Man of Woman. Woman of Man. Child of the First.
Another, of the mirror, spies them through reed curtain by rocky slope.
Skulks, indecisive, for a time. The first he has seen, away from home hearth.
His fear, embodied. As the cat will hiss and spit, as the dog contrives a face and guttural growl upon the advent of the foreign other, he shows himself, thinking to do murder. Thinking to take their catch, feathered runners caught by the neck. Thinking his animal lust might be assuaged.
But Woman, Man, Child have wandered far, and know the defense of desperation.
He they subdue, and show their sabers of stone. When he awakens, bruised and bloodied, his ham hands are tied tightly with gripping vines. The timorous child brings to him meat, still warm from the hunt. He has no language. Gobbles the flightless bird-thing as it’s hung before his mouth. They take him down to the reeded pond. They drink, fill up skins. He eyes the several birds dangling from thongs about their waists. Man picks one up, holds it before him, points far and away to the setting sun. Motions with his hands that there are many of these things, a distance away. He must come with them, to eat.
And, along the way, he stops to gather plants in bunches. Eating the good parts, he offers some to the others. Their fear is plain, and they put their palms downwards. He eats more, smiles and pats his stomach. Wins their trust, and they do eat as well. In their walking, he shows them many kinds. Those that are good, and those that will kill.
In his home hearth, he had been a diviner, one to whom was given the hunch. One who had commanded his coven, so that they would prosper. Now, he would bring them the beasts of the land. And now, Woman, Man, and Child would gather without fear.
Lee Dunn has been writing since the age of 18, but found that work got in the way for the ensuing 48 years. In his home town of Toronto, Ontario, Canada, he reveled in his independence at an early age, and spent as much time as he could exploring the city’s Arts scene.

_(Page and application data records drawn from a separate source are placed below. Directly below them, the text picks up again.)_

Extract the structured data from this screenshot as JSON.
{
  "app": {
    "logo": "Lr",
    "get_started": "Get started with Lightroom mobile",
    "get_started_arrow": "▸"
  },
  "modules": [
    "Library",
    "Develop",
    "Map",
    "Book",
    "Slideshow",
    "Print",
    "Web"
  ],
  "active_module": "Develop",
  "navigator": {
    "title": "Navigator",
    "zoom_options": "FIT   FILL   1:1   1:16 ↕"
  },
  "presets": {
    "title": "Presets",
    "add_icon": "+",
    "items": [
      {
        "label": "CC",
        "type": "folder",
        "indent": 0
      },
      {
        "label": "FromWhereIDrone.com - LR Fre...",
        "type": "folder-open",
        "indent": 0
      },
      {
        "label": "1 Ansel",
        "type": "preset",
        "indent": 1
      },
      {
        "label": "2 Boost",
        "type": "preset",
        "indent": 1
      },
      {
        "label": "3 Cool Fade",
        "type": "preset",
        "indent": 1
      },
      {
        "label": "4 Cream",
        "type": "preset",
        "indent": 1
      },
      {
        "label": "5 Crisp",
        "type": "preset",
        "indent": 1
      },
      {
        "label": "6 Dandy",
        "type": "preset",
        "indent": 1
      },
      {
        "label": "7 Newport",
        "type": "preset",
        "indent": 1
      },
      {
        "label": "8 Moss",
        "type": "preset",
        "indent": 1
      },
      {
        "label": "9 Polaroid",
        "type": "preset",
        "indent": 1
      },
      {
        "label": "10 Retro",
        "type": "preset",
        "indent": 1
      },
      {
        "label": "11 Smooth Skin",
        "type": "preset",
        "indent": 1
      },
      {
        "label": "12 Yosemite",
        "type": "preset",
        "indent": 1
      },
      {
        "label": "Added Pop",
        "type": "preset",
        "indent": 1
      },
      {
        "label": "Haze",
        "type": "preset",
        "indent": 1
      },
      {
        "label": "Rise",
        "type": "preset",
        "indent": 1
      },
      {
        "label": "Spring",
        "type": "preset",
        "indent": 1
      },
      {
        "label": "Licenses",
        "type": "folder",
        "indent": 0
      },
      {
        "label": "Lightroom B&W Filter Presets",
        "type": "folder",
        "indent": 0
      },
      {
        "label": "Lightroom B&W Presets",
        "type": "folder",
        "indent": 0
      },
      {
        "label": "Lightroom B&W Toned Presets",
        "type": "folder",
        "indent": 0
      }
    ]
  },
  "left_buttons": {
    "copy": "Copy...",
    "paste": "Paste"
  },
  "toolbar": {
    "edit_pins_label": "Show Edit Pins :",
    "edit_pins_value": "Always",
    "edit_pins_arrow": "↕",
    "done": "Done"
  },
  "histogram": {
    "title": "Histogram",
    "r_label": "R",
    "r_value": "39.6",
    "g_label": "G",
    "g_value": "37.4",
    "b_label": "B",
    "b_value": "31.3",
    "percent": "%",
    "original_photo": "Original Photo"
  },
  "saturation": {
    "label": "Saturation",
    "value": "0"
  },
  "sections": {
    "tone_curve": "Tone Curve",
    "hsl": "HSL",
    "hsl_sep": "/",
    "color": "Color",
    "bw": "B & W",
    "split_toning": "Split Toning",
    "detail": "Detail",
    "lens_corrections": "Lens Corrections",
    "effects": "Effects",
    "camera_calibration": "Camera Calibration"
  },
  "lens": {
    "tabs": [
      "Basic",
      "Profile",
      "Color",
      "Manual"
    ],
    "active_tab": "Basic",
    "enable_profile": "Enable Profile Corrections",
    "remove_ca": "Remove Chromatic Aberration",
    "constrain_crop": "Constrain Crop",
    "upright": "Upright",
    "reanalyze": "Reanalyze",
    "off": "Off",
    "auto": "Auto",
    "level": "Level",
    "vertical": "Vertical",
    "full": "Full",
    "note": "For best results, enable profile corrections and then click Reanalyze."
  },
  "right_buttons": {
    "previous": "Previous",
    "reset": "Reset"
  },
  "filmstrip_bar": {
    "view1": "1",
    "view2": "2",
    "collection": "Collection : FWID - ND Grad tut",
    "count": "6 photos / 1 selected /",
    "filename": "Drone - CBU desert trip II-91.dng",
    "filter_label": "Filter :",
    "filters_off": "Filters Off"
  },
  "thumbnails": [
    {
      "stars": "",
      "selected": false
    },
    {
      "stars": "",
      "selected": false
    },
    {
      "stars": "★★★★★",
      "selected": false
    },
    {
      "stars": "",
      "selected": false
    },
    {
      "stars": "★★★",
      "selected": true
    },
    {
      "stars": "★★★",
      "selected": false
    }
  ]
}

He was introduced to poetry and prose by the works of two literary giants, namely J.R.R. Tolkien and J.W. Lennon and thence fell in love with the written word. His work includes poetry, short fiction, and personal essays, and ranges in theme from the surreal to the horrific, nostalgic, and themes on the human condition. He has been published on Spillwords.com, The Dark Poets Club, Journal of Undiscovered Poets, Crepe & Penn Literary magazine, and the Shelburne Free Press.